an Aglet very vilely cut ; An aglet was the tagg of those points, formerly so much in fashion. These taggs were either of gold, filver, or brass, according to the quality of the wearer; and were commonly in the shape of little images; or at least had a head cut at the extremiiy. The French call them aiguillettes. Mazeray, speaking of Henry IIld's forrow for the death of the princess of Conti, says, – portant meme sur ses aiguillettes de petites tetes de Mort. And as a tall man is before compar'd to a Launce ill-headed; so, by the same figure, a little Man is very aptly liken'd to an Aglet ill-cut.
As Beatrice is, cannot be commendable
Ursu. Yet tell her of it; hear what she will say.
Hero. No, rather I will go to Benedick,
Ursu. O, do not do your Cousin such a wrong.
Hero. He is the only man of Italy,
Ursu. I pray you, be not angry with me, Madam, Speaking my fancy; Signior Benedick, For shape, for bearing, argument and valour, Goes foremost in report through Italy.
Hero. Indeed, he hath an excellent good name.
Ursu. His excellence did earn it, ere he had it. When are you marry'd, Madam?
Hero. Why, every day; to morrow; come, go in, I'll shew thee some attires, and have thy counsel Which is the best to furnish me to morrow.

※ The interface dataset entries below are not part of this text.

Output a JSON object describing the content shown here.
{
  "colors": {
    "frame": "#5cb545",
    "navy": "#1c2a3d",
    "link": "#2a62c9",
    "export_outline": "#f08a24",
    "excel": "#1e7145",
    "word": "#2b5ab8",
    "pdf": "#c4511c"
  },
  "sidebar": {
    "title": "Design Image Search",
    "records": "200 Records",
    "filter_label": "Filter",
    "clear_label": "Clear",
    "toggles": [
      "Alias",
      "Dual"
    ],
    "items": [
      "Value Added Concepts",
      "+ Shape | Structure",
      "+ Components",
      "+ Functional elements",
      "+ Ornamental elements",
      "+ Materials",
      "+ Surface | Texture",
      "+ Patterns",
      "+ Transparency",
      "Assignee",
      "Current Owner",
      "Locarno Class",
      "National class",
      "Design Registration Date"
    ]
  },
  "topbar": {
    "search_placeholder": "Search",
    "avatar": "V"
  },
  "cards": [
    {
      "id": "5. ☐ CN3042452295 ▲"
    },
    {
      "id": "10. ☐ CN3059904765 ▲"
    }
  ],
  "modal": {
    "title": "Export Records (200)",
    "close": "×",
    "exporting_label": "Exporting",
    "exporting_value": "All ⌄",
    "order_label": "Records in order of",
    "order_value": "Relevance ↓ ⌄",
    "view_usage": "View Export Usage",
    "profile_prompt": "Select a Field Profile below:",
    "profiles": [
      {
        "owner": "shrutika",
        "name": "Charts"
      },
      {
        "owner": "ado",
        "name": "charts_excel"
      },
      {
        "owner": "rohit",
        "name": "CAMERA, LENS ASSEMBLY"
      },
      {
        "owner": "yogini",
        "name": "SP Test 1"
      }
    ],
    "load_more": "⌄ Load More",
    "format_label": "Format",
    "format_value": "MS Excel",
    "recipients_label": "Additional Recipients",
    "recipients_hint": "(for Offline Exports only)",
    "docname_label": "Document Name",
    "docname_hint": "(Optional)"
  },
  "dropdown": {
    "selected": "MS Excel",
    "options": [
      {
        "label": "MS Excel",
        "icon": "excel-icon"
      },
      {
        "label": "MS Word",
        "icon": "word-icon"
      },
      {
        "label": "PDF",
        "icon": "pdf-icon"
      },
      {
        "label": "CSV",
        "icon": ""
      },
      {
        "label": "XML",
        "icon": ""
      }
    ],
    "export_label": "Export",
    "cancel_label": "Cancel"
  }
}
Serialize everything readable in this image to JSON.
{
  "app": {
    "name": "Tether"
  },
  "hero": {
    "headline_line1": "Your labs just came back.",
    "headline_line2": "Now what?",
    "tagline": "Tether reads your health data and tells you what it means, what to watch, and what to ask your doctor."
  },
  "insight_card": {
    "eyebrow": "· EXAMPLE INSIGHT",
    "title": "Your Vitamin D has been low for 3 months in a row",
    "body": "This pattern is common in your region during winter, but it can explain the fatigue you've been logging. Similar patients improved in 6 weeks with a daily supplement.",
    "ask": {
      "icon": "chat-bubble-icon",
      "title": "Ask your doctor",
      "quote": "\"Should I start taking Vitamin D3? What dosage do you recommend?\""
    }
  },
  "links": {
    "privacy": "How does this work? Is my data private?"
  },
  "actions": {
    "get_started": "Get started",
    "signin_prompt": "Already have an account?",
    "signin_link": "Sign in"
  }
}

Ursu. She's lim’d, I warant you; we have caught her, Madam.
Hero. If it prove so, then loving goes by haps ; Some Cupids kill with arrows, Some with traps.
Stand I condemn’d for Pride and Scorn so much? Contempt, farewel! and maiden pride, adieu!
No glory lives behind the back of such. And, Benedick, love on, I will requite thee;
Taming my wild heart to thy loving hand; If thou dost love, thy kindness shall incite thee
To bind our loves up in a holy band. For others say, thou doft deserve; and I Believe it better than reportingly.
Leonato's House. Enter Don Pedro, Claudio, Benedick and Leonato.
DO but ftay 'till your marriage be con
summate, and then go I toward Arragon. Claud. I'll bring you thither my lord, if you'll vouchsafe me.
Pedro. Nay, That would be as great a foil in the new gloss of your marriage, as to fhew a child his new coat and forbid him to wear it. I will only be bold with Benedick for his company; for, from the crown of his head to the foale of his foot, he is all mirth; he hath twice or thrice cut Cupid's bow-string, and the little hangman dare not shoot at him; he hath a heart as found as a bell, and his congue is the clapper ; for what his heart thinks, his tongue speaks.
Bene. Gallants, I am not as I have been. Leon. So say I; methinks, you are fadder. Claud. I hope, he is in love. 4 What fire is in my ears?--) Alluding to a proverbial faying of the common people, that their ears burn when others are talking of them.
Pedro. Hang him, truant, there's no true drop of blood in him, to be truly couch'd with love; if he be fad, he wants mony:
Bene. I have the tooth-ach.
Claud. You must hang it first, and draw it afterwards.
Pedro. What? sigh for the tooth-ach!
Bene. Well, every one can master a grief but he that has it.
Claud. Yet say I, he is in love.
Pedro. “ There is no appearance of fancy in him, s6 unless it be a fancy that he hath to strange dis“ guises, as to be a Dutch man to day, a French man “ to morrow; 5 or in the shape of two countries “ at once, a German from the waste downward, all “ Nops; and a Spaniard from the hip upward, no 66 doublet :" Unless he have a fancy to this foolery, as it appears he hath, he is no fool for fancy, as you would have it to appear he is.
Claud. If he be not in love with some woman, there is no believing old signs; he brushes his hat o'mornings; what should that bode ? Pedro. Hath any man seen him at the barber's ?
Claud. No, but the barber's man hath been seen with him; and the old ornament of his cheek hath already stuft tennis-balls.
Leon. Indeed, he looks younger than he did by the loss of a beard.
Pedro. Nay, he rubs himself with civet ; can you smell him out by that?
Claud. That's as much as to say, the sweet youth's in love.
Pedro. The greatest note of it is his melancholy. 5 Edit. 1600. Mr. Pope.